--- PROMPT ---
Only lines holding "this" are needed; copy each of them from the data below.
════
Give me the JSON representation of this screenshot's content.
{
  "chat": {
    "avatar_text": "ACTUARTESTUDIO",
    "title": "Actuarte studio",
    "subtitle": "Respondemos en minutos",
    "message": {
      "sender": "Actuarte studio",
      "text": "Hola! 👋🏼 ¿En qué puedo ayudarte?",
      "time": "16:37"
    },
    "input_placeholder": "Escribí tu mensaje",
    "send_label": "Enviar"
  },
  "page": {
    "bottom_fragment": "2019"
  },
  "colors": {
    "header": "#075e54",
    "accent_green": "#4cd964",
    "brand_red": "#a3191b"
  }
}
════
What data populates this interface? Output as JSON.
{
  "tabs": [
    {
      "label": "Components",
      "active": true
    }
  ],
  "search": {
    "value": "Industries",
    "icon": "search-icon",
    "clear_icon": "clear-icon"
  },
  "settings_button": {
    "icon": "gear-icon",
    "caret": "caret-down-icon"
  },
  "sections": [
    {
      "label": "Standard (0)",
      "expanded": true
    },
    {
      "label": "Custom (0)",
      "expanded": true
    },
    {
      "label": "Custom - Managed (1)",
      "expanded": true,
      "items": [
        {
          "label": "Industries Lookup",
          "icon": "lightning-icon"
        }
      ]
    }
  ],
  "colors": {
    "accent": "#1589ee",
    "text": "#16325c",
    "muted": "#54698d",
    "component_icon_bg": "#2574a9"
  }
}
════
--- RESPONSE BOX ---
Give me the JSON representation of this screenshot's content.
What data populates this interface? Output as JSON.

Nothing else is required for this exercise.